Open Science 2015-12-16


"Do we need a Beall-like blacklist of journals? Even if so, it should be crowd-sourced and not focused on open access only. The irony is that one of the most well-known blogs on open access is authored by a person who has a negative attitude towards any form of opening scholar communication. Jeffrey Beall, the author of “Potential, possible, or probable predatory scholarly open-access publishers list”, and the the “Scholarly Open Access” blog, which is written in an investigative-like manner, is currently the only authoritative source of knowledge about pseudo-journals.

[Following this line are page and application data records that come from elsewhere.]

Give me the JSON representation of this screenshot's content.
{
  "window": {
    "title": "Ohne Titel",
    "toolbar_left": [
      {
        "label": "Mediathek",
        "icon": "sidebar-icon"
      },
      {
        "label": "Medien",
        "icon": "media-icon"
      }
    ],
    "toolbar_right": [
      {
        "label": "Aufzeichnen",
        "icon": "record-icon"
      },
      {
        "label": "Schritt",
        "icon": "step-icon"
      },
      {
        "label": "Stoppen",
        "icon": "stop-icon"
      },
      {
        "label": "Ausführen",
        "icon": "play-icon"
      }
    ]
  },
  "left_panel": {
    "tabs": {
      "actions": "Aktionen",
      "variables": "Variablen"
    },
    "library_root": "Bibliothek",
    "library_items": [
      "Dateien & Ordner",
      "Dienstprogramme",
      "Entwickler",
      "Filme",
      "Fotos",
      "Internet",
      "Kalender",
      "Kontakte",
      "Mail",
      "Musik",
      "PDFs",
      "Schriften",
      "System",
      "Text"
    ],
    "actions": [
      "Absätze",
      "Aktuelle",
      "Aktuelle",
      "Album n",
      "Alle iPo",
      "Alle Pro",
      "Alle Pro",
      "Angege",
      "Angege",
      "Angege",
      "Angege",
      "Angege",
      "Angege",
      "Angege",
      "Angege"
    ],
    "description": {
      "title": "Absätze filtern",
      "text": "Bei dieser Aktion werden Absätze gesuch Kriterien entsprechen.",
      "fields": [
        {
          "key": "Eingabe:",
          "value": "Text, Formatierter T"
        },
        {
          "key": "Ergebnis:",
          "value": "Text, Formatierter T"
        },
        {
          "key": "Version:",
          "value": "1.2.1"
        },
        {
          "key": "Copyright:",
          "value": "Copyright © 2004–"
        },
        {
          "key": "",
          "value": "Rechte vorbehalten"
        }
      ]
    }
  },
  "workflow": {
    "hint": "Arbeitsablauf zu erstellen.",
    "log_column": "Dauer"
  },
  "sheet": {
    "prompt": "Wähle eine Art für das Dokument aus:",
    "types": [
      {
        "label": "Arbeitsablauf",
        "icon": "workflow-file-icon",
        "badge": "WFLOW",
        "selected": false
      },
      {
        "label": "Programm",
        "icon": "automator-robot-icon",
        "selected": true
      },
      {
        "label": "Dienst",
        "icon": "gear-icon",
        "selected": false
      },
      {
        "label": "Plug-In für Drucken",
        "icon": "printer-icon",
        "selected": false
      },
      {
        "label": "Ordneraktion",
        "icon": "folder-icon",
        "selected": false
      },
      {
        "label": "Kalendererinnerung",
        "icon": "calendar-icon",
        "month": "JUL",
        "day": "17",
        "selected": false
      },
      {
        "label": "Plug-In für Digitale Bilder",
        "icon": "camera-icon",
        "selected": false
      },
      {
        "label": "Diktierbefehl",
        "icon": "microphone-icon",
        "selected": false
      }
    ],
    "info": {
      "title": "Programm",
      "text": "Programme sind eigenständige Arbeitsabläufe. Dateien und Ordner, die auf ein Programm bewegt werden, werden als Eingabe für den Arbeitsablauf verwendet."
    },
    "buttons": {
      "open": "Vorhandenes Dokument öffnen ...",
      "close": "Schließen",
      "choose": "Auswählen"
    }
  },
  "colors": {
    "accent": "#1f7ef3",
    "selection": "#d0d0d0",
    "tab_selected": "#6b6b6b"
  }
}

And Beall is focusing on venues that claim to be open access only (despite the fact, that traditional publishers also publish pseudo-science). The very same Jeffrey Beall attacked the open access movement for wanting “to deny the freedom of the press” and more recently called Scielo – an open access platform supported by several Latin American goverments – “a publishing favela”, which is equally false and abhorrent (I don’t think Scielo is ideal, but I also don’t think that someone unprejudiced would name it this way). I’ve responded to Beall’s first attack, but after the Scielo case I’ve decided that writing about him is pointless. However, despite the fact that Beall’s blog is shifting from discussing facts to pure speculation, and it has been clear for some time that it can not be regarded as a credible source of information, Beall’s posts and his list are still widely discussed. This makes me wonder ‘why?’ ..."


From feeds:

Open Access Tracking Project (OATP) »

Tags: oa.comment oa.bealls_list oa.quality oa.credibility oa.predatory oa.doaj oa.fees oa.publishers oa.business_models oa.debates oa.journals

Date tagged:

12/16/2015, 09:04

Date published:

12/16/2015, 04:04